50. Subklewe, M., A. Chahroudi, A. Schmaljohn, M. G. Kurilla, N. Bhardwaj, and R. M. Steinman. 1999. Induction of Epstein-Barr virus-specific cytotoxic T-lymphocyte responses using dendritic cells pulsed with EBNA-3A peptides or UV-inactivated, recombinant EBNA-3A vaccinia virus. Blood 94:1372-1381. [PubMed]
51. Sutter, G., and B. Moss. 1992. Nonreplicating vaccinia vector efficiently expresses recombinant genes. Proc. Natl. Acad. Sci. USA 89:10847-10851. [PMC free article] [PubMed]
52. Upton, C., D. T. Stuart, and G. McFadden. 1993. Identification of a poxvirus gene encoding a uracil DNA glycosylase. Proc. Natl. Acad. Sci. USA 90:4518-4522. [PMC free article] [PubMed]
53. Vanderplasschen, A., M. Hollinshead, and G. L. Smith. 1998. Intracellular and extracellular vaccinia virions enter cells by different mechanisms. J. Gen. Virol. 79:877-887. [PubMed]
54. Vanderplasschen, A., and G. L. Smith. 1997. A novel virus binding assay using confocal microscopy: demonstration that the intracellular and extracellular vaccinia virions bind to different cellular receptors. J. Virol. 71:4032-4041. [PMC free article] [PubMed]
55. Ward, B. M., and B. Moss. 2001. Visualization of intracellular movement of vaccinia virus virions containing a green fluorescent protein-B5R membrane protein chimera.
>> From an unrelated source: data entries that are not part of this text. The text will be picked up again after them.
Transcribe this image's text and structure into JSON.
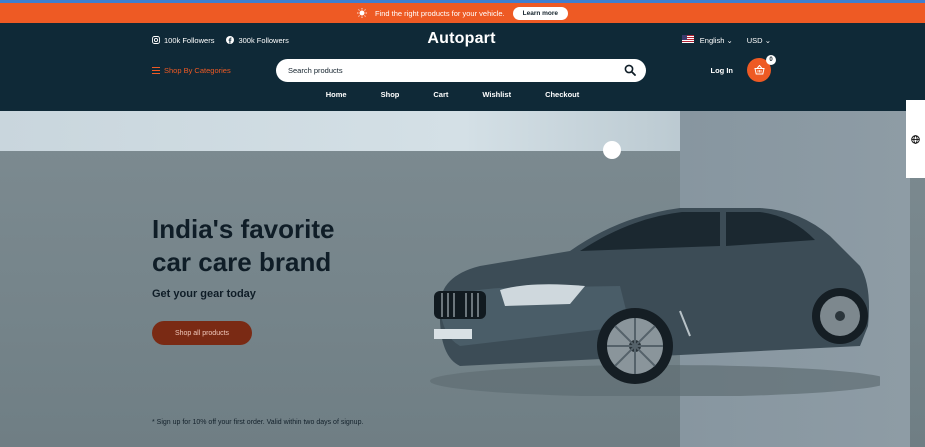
{
  "announcement": {
    "text": "Find the right products for your vehicle.",
    "button_label": "Learn more",
    "icon": "bulb-icon"
  },
  "header": {
    "social": [
      {
        "icon": "instagram-icon",
        "label": "100k Followers"
      },
      {
        "icon": "facebook-icon",
        "label": "300k Followers"
      }
    ],
    "logo": "Autopart",
    "language": "English",
    "currency": "USD",
    "categories_label": "Shop By Categories",
    "search_placeholder": "Search products",
    "login_label": "Log In",
    "cart_count": "0"
  },
  "nav": [
    "Home",
    "Shop",
    "Cart",
    "Wishlist",
    "Checkout"
  ],
  "hero": {
    "headline_line1": "India's favorite",
    "headline_line2": "car care brand",
    "subheadline": "Get your gear today",
    "cta_label": "Shop all products",
    "footnote": "* Sign up for 10% off your first order. Valid within two days of signup."
  },
  "colors": {
    "accent": "#ee5a24",
    "header_bg": "#0f2937",
    "cta_bg": "#7a2a14"
  }
}
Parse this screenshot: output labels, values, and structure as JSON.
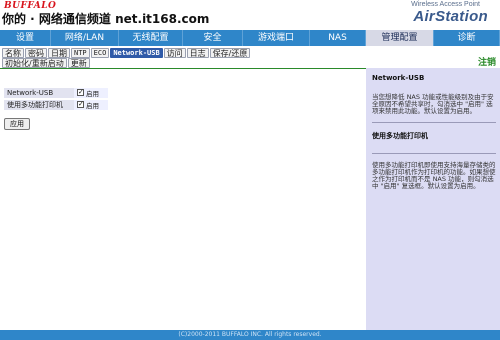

J. Virol. 75:4802-4813. [PMC free article] [PubMed]
56. Wolffe, E. J., E. Katz, A. Weisberg, and B. Moss. 1997. The A34R glycoprotein gene is required for induction of specialized actin-containing microvilli and efficient cell-to-cell transmission of vaccinia virus. J. Virol. 71:3904-3915. [PMC free article] [PubMed]
57. Wolffe, E. J., S. Vijaya, and B. Moss. 1995. A myristylated membrane protein encoded by the vaccinia virus L1R open reading frame is the target of potent neutralizing monoclonal antibodies. Virology 211:53-63. [PubMed]
58. Zaucha, G. M., P. B. Jahrling, T. W. Geisbert, J. R. Swearengen, and L. Hensley. 2001. The pathology of experimental aerosolized monkeypox virus infection in cynomolgus monkeys (Macaca fascicularis). Lab. Investig. 81:1581-1600. [PubMed]

Articles from Journal of Virology are provided here courtesy of American Society for Microbiology (ASM)
PubReader format: click here to try

Formats:

Related citations in PubMed

See reviews...See all...

Cited by other articles in PMC

See all...

Links

Recent Activity

Your browsing activity is empty.

Activity recording is turned off.

Turn recording back on

See more...